Given that Baruch is believed to have been written by Jeremiah’s scribe, it should be no surprise to find this within the text. For we see in Jeremiah 29:7
And seek the peace of the city whither I have caused you to be carried away captives, and pray unto the Lord for it: for in the peace thereof shall ye have peace.
Paul acknowledges this in 1 Timothy 2:1-2
I urge, then, first of all, that petitions, prayers, intercession and thanksgiving be made for all people— for kings and all those in authority, that we may live peaceful and quiet lives in all godliness and holiness.
Pray for us also unto the Lord our God, for we have sinned against the Lord our God; and unto this day the fury of the Lord and his wrath is not turned from us. And ye shall read this book which we have sent unto you, to make confession in the house of the Lord, upon the feasts and solemn days.

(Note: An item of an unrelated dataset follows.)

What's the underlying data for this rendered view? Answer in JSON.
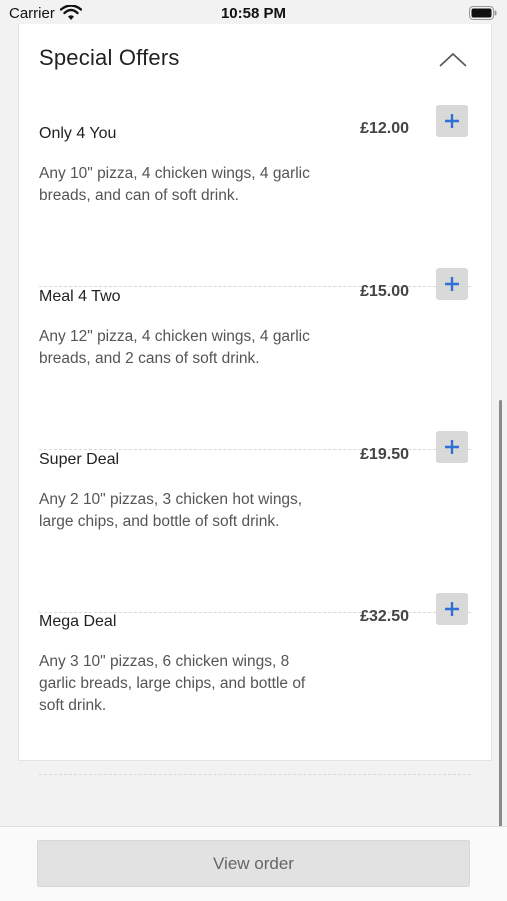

And ye shall say, To the Lord our God belongeth righteousness, but unto us the confusion of faces, as it is come to pass this day, unto them of Juda, and to the inhabitants of Jerusalem,And to our kings, and to our princes, and to our priests, and to our prophets, and to our fathers:For we have sinned before the Lord,And disobeyed him, and have not hearkened unto the voice of the Lord our God, to walk in the commandments that he gave us openly: Since the day that the Lord brought our forefathers out of the land of Egypt, unto this present day, we have been disobedient unto the Lord our God, and we have been negligent in not hearing his voice.
Wherefore the evils cleaved unto us, and the curse, which the Lord appointed by Moses his servant at the time that he brought our fathers out of the land of Egypt, to give us a land that floweth with milk and honey, like as it is to see this day. Nevertheless we have not hearkened unto the voice of the Lord our God, according unto all the words of the prophets, whom he sent unto us: But every man followed the imagination of his own wicked heart, to serve strange gods, and to do evil in the sight of the Lord our God.
How often do we pray and say “we have sinned” or “I have sinned”? I don’t actually know, I’m asking because I really don’t know how often you or others do. I, myself, say it often in regards to myself and on occasion I find myself saying it about America or the world when I’m lamenting about the state of humanity. I feel wretched for the things I’ve done historically, like I can never really escape it. It’s probably at the root of why I started this blog, so that maybe with more focus on God’s word, I can come to terms with myself by coming to terms with the fact that God still loves the tribes of Israel despite their own historical sins of the past.
What makes this passage so much more important to me, is that the people have accepted God’s Will, but still want to make things right by offering prayer.
Just think, how easy would it be to turn away from God when He’s angry. We have all kinds of literary works that deal with this very trope, though less as it concerns a deity and more focused on the human-to-human psyche. But I think they bare a lot of value in terms of our ability to cope with God too.
It’s in our darkest times that we hear ourselves saying “God please help us”, but I wonder how often we think “God I accept your will”. Admittedly, it wasn’t until about a year ago I started to acknowledge “God I accept your will”, even if I said it during prayer. Israel, in this prayer, acknowledged something that has taken me years to acknowledge. I wonder if it’s because of a difference in upbringing. Or if it’s something we have to struggle with until we get it. Maybe even those which drew up the prayer for Baruch to read before God didn’t quite understand it either, but acknowledged it was spoken of by the Prophets.
What about you? Have you taken the time to really consider what it means to accept God’s Will? Christ asked that the cup be taken from him, but he would accept God’s Will if it was not (Matthew 26:39), and long before him, Job 2:10
Will we recieve good from God, but not also recieve evil?